### Work instructions
Wherever "size" shows up in the records below, copy the whole line.

[Collection entries]
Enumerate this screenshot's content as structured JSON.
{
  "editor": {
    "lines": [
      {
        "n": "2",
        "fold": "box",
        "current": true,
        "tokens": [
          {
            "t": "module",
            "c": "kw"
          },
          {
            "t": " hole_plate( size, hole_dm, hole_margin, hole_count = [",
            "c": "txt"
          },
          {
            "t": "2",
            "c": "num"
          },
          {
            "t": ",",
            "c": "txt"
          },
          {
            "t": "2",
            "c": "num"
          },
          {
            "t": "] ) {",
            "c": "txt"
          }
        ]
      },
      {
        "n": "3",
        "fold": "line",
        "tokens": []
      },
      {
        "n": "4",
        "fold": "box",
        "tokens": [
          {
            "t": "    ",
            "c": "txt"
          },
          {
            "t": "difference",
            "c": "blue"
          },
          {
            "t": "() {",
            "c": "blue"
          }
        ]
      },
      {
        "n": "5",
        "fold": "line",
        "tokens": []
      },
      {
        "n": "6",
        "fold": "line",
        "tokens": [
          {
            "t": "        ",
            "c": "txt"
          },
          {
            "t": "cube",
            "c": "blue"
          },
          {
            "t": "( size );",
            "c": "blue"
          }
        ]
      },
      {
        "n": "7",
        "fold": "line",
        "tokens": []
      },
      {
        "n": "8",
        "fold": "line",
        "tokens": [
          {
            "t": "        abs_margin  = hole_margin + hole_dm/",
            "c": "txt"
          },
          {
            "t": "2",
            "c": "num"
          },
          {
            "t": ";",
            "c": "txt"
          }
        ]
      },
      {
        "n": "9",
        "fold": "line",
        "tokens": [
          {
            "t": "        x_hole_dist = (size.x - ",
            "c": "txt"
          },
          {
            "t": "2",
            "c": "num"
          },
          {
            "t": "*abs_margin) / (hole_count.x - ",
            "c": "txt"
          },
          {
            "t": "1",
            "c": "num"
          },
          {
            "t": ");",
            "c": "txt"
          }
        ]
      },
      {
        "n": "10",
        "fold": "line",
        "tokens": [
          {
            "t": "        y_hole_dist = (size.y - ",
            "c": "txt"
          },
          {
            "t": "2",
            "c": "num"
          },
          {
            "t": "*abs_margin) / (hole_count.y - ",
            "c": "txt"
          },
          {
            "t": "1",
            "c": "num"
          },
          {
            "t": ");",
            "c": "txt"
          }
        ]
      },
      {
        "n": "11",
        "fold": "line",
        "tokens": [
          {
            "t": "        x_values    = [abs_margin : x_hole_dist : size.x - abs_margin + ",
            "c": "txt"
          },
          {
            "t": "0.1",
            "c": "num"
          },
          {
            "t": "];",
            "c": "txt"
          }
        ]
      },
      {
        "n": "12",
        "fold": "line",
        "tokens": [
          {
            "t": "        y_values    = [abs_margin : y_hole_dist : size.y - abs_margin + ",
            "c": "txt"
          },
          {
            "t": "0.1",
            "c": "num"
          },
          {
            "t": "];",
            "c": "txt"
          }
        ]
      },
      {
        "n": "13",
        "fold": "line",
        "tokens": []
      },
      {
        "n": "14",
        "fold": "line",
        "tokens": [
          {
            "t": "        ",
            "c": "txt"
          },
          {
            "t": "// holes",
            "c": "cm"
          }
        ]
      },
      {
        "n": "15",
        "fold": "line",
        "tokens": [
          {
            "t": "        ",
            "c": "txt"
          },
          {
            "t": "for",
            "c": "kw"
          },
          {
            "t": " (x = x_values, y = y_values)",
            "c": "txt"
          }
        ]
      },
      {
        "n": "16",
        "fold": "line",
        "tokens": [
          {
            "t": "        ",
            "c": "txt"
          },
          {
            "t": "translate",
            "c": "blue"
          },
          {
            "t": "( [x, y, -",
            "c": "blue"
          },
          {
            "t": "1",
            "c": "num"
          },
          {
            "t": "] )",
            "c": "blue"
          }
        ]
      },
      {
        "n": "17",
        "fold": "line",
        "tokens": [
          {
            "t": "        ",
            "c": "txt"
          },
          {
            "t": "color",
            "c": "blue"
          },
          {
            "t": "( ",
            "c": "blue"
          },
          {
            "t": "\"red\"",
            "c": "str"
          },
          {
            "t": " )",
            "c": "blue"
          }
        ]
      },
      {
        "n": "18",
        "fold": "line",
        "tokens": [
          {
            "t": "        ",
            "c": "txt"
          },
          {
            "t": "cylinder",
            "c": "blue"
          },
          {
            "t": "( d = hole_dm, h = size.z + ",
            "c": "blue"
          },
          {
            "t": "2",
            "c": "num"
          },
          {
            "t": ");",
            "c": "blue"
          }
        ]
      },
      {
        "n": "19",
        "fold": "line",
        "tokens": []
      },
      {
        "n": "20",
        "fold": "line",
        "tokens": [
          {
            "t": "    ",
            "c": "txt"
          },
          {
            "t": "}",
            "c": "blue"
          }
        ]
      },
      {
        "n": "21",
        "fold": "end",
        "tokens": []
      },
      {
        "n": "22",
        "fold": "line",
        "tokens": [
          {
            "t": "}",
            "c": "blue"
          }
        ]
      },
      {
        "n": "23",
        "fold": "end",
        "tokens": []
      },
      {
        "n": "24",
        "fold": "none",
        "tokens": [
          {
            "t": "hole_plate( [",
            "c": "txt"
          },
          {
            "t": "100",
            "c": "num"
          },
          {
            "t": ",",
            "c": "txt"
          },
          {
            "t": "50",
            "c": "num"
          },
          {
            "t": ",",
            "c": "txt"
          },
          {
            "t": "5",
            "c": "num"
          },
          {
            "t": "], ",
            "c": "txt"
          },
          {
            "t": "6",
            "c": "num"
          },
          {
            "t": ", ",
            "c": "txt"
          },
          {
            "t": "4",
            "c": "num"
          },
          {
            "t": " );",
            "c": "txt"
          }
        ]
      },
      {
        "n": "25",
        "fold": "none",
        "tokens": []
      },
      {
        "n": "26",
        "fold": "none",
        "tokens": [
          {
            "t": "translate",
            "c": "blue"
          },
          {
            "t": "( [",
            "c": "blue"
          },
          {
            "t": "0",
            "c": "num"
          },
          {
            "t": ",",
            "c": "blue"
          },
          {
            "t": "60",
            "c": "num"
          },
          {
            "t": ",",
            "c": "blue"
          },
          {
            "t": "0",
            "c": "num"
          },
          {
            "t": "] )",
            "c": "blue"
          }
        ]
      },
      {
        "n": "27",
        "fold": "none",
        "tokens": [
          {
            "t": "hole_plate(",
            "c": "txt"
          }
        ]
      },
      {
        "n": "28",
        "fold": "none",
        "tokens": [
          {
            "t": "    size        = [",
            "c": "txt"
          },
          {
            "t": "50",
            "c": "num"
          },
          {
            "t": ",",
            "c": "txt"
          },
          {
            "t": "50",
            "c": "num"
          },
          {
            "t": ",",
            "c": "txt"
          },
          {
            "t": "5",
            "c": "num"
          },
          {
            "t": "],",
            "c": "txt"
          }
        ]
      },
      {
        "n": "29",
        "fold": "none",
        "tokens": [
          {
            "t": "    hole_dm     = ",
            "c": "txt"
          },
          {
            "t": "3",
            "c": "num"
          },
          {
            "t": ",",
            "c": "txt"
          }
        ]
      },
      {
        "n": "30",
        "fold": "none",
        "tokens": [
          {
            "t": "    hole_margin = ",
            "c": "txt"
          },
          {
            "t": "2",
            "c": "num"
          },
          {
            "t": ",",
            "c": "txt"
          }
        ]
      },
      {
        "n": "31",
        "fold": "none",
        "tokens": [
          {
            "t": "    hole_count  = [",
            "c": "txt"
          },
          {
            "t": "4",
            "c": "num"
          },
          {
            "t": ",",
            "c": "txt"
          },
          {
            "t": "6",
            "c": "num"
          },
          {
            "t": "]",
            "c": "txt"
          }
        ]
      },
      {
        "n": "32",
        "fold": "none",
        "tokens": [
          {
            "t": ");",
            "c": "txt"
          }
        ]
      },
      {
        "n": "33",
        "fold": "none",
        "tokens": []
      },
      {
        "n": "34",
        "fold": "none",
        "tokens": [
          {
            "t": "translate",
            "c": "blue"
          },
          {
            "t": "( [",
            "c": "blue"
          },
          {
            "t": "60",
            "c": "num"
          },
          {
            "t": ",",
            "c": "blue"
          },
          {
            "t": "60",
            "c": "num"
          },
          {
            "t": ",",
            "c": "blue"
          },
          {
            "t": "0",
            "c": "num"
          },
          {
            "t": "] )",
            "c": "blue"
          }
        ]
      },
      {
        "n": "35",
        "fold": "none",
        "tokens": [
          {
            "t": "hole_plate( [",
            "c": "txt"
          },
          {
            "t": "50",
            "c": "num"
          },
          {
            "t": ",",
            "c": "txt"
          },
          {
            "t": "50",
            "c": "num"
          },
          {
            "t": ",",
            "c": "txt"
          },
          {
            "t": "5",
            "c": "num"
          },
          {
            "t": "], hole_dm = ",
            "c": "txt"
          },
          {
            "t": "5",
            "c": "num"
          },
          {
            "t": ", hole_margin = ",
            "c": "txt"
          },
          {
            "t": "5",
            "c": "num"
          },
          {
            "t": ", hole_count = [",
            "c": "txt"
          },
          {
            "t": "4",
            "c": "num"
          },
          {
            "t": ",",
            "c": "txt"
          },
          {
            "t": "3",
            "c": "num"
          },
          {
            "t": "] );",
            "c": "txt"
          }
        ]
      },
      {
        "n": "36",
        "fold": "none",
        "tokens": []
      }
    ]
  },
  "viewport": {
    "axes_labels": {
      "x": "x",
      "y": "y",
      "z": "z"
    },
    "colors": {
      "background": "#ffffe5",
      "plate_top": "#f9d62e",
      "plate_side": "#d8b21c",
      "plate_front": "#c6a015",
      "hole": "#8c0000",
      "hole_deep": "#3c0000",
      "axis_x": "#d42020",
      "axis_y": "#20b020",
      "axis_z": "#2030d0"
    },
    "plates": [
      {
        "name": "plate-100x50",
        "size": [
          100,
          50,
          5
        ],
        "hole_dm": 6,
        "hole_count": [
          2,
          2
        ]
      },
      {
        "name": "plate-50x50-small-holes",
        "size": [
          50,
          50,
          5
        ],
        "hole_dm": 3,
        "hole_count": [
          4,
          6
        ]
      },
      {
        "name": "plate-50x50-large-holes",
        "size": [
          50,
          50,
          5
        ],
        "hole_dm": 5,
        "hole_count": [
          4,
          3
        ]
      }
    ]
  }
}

### Task response
            "t": " hole_plate( size, hole_dm, hole_margin, hole_count = [",
            "t": "( size );",
            "t": "        x_hole_dist = (size.x - ",
            "t": "        y_hole_dist = (size.y - ",
            "t": "        x_values    = [abs_margin : x_hole_dist : size.x - abs_margin + ",
            "t": "        y_values    = [abs_margin : y_hole_dist : size.y - abs_margin + ",
            "t": "( d = hole_dm, h = size.z + ",
            "t": "    size        = [",
        "size": [
        "size": [
        "size": [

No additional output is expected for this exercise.